The way forward is to open wide public discussions instead of the prevailing secretiveness, and to reconvene parliament, reach an all-party consensus and make a broadly accepted (to secure the 2/3) amendment to the constitution.
Why do I envisage an amendment? It has nothing to do with Gota’s craving to repeal 19A and enact changes to grasp a full-powered executive presidency. No, no, perish that thought; nothing could be further from my mind. The fear in my mind is that it is possible that the virus will be still around for a while, making it infeasible to hold a democratic election even as late as mid-August.
Then how to convene a new parliament by 2 September, that if five years since seating the previous parliament? If for right and proper reasons a general election cannot be conducted at the latest by mid-August (after giving time for new nominations, house to house canvassing, meetings and propaganda) then it will have to be held after 2 September. This is ultra-vires, unless the constitution is amended to permit an extension just this one time for a few months.
To get this done parliament has to be recalled, near all-party consensus reached and an amendment enacted. I wish to repeat; to do this the March 2 Gazette has to be revoked by the president, parliament has to be recalled and it must legally amend the constitution. After that the EC can be given a clean green light on how to proceed.
Since it is sensible to be prepared for a worst-case scenario it is wise to recall parliament and make initial preparations for a constitutional amendment as indicated above. This can be done in the background. Legislation to meet public health needs and release monies from the Consolidated Fund will be in the foreground.
However, it is my view that this is not enough to deal with a crisis that is likely to drag on for a long time and get very complicated. This is why I am calling for a multi-party inner-cabinet or VCA with division of duties along stipulated lines. Health, police and military activities on coronavirus related matters should be implemented under the direction of the VCA.

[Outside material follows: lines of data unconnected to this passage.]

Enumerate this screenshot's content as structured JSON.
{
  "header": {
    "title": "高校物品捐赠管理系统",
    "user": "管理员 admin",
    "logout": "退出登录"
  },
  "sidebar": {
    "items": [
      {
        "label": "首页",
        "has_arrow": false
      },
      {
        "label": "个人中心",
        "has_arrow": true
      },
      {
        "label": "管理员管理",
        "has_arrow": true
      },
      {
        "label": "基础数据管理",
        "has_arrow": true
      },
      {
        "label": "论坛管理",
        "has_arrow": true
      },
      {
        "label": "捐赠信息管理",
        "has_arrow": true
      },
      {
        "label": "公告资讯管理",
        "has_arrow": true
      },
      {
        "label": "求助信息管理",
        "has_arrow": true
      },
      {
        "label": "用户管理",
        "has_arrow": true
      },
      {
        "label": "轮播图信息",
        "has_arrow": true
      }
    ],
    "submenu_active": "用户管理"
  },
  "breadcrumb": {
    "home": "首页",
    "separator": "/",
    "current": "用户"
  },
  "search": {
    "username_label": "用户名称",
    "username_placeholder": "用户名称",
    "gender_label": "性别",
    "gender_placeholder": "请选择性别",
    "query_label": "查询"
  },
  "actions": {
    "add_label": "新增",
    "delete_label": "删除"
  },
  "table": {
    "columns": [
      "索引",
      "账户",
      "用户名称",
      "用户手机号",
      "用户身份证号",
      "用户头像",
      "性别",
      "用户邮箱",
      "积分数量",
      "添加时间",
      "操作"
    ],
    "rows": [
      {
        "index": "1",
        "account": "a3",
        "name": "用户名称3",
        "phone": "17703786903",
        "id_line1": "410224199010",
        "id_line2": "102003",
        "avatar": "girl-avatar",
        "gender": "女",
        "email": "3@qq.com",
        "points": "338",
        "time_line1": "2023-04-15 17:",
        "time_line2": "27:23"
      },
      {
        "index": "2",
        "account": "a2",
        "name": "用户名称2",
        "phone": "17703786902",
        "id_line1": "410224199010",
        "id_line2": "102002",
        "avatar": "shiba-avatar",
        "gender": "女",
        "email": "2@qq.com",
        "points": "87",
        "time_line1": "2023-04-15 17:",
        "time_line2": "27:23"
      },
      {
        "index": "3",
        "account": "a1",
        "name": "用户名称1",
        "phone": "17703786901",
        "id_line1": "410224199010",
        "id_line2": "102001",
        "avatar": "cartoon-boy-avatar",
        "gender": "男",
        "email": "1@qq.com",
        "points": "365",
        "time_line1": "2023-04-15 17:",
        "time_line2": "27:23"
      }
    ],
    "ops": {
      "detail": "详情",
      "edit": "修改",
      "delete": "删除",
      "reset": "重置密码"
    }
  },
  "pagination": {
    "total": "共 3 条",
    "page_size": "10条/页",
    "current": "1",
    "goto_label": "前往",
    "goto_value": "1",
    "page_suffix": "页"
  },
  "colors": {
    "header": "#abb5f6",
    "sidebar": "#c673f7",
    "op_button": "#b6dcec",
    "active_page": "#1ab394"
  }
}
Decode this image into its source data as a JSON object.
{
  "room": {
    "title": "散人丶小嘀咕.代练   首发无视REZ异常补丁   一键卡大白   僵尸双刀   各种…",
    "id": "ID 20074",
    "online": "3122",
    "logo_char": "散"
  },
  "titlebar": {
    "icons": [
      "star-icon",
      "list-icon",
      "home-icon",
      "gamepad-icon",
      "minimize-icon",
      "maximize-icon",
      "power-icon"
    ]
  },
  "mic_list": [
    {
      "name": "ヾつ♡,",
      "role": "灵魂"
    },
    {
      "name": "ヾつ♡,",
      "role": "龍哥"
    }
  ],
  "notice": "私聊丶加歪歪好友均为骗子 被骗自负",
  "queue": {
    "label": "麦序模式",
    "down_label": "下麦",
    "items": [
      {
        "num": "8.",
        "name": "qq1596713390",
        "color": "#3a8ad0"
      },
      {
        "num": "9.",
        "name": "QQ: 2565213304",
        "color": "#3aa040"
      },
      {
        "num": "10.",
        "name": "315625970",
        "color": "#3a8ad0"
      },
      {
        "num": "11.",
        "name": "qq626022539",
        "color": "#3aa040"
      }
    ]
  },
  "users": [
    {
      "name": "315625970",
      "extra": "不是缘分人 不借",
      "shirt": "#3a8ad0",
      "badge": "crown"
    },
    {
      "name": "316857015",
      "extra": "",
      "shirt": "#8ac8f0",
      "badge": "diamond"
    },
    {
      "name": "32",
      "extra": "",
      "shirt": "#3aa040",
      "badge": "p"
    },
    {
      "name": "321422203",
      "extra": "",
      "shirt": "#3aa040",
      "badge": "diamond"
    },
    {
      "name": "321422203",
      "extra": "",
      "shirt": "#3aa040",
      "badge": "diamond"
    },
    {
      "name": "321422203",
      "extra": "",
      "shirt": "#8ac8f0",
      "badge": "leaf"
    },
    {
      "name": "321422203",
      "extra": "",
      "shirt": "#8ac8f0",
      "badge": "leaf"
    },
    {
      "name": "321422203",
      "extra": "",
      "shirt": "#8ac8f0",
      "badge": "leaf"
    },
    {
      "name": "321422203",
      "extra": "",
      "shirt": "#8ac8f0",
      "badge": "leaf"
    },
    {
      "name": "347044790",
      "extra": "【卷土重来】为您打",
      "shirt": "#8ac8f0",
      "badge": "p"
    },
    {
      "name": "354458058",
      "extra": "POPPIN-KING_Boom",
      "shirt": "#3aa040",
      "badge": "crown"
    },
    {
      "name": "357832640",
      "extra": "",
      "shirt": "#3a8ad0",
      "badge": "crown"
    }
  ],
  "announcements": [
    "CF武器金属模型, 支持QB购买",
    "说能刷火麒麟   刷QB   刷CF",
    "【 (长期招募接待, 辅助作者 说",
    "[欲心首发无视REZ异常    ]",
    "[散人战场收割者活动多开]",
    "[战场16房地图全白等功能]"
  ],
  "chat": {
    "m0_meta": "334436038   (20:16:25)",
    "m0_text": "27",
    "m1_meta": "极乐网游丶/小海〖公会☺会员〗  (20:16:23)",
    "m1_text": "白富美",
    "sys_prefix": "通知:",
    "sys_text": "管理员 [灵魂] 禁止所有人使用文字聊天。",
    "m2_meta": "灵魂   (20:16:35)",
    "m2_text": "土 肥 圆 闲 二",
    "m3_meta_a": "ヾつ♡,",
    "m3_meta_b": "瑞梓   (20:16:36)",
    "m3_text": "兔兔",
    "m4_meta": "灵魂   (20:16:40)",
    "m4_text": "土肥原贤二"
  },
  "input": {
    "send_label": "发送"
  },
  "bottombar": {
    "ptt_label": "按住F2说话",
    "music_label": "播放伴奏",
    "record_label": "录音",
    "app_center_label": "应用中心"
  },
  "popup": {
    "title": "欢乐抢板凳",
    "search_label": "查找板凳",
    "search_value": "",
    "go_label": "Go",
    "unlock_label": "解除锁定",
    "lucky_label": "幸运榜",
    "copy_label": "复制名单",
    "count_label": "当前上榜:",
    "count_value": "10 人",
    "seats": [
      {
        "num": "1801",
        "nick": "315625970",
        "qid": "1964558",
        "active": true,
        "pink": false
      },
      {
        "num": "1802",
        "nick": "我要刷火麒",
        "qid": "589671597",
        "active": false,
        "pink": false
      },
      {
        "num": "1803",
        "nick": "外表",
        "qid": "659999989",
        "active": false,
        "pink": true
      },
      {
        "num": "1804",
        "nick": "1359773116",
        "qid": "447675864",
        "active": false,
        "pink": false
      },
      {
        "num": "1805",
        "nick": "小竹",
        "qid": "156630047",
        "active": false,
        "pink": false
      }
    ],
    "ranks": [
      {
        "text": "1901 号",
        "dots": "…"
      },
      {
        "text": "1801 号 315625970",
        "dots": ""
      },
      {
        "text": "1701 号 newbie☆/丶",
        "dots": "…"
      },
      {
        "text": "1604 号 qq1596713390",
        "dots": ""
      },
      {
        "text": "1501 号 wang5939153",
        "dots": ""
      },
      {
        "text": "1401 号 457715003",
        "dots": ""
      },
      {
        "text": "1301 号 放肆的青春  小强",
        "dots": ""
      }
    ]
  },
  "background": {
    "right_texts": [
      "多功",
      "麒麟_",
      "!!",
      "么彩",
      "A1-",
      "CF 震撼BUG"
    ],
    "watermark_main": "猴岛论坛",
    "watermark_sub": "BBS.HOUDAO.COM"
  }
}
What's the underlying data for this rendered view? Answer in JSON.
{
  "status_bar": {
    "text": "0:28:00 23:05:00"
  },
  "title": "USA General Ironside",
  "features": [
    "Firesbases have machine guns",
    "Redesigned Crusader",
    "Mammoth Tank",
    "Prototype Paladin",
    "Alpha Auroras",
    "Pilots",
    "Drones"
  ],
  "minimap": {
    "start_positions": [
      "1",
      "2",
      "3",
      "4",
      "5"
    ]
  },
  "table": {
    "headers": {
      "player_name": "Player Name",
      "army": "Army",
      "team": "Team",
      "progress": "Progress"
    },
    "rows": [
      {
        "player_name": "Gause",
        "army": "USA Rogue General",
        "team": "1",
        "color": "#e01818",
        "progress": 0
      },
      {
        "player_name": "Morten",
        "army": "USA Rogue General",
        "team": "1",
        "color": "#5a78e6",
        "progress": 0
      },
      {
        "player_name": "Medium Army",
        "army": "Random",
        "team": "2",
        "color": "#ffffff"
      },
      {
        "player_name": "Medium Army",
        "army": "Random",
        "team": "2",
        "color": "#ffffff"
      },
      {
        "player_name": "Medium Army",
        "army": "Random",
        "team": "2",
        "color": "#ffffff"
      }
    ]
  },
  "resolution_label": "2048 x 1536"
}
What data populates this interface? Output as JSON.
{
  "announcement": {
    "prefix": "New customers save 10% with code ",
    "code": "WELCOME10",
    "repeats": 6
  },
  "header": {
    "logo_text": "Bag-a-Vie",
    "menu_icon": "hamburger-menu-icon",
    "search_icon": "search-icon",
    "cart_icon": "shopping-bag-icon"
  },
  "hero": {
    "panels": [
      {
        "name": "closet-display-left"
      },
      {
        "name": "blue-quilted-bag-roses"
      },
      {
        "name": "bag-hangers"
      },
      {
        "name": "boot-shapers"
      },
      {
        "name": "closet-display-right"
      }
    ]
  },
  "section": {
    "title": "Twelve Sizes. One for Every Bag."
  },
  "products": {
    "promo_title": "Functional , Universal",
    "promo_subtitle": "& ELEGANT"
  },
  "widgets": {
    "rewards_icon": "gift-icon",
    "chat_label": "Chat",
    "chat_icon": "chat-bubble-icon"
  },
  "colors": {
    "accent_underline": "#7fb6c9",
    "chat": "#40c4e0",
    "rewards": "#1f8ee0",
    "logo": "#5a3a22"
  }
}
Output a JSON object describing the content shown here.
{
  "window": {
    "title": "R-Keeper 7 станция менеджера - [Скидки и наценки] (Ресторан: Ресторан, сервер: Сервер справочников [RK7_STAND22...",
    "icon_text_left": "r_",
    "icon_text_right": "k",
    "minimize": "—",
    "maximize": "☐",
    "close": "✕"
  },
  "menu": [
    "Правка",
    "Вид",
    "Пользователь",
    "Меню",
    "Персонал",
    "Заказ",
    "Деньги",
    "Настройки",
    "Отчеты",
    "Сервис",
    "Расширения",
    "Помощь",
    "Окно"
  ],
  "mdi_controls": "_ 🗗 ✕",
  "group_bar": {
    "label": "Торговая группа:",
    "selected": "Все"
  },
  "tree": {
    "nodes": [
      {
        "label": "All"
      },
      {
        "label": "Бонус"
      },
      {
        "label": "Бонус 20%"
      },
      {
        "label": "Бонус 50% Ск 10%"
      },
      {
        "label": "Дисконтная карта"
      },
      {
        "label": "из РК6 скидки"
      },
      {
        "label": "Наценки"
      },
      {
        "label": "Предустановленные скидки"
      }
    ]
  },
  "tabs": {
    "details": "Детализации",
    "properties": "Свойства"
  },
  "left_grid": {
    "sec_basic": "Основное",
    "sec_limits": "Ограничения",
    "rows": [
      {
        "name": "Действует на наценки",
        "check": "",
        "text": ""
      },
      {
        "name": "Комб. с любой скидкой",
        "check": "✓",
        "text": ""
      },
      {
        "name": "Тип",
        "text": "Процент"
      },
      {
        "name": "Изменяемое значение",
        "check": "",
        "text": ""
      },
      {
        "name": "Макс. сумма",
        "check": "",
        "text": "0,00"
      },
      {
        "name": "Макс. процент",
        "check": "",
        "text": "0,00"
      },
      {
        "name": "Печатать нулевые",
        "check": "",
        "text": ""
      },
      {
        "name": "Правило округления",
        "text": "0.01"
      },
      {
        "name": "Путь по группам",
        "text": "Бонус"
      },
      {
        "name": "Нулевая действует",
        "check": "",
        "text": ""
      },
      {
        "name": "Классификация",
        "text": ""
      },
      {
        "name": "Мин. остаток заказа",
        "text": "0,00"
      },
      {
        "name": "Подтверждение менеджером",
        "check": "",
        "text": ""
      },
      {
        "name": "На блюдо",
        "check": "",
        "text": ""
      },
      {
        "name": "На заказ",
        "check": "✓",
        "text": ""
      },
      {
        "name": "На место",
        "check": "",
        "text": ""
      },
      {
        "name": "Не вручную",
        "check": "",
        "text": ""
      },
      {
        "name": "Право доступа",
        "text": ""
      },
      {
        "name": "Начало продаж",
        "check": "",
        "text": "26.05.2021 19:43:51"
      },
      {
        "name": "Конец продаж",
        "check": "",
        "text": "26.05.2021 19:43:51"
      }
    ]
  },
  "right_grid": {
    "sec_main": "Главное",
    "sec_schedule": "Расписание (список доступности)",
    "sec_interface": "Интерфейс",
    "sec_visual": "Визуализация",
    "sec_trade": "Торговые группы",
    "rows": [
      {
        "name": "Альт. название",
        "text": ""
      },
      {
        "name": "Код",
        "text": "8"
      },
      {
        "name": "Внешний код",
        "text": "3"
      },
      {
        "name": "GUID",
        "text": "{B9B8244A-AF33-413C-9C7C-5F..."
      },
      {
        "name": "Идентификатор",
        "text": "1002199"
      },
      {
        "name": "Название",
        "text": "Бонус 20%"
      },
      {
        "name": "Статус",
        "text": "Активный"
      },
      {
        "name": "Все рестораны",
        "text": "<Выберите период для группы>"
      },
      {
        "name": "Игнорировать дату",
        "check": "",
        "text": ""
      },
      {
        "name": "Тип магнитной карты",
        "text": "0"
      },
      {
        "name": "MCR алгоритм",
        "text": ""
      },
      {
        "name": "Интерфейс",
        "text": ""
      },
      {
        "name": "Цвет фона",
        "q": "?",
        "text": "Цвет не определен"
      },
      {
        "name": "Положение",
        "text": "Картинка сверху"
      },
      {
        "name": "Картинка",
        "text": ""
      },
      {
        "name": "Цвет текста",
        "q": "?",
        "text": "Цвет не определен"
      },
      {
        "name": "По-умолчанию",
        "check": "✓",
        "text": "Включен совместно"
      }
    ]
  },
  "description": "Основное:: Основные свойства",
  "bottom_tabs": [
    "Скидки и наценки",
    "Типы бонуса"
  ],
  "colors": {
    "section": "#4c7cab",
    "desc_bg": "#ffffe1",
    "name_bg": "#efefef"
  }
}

There is anxiety that Gotabaya would like to rule alone without hindrance from political opposition, parliament or courts; undeclared despotism. Forming a multi-party virus combat summit at Cabinet level will go some way to alleviating this fear. It will also be conducive to easing ethnic polarisation because Tamil and Muslim leaders will have a role to play in VCA.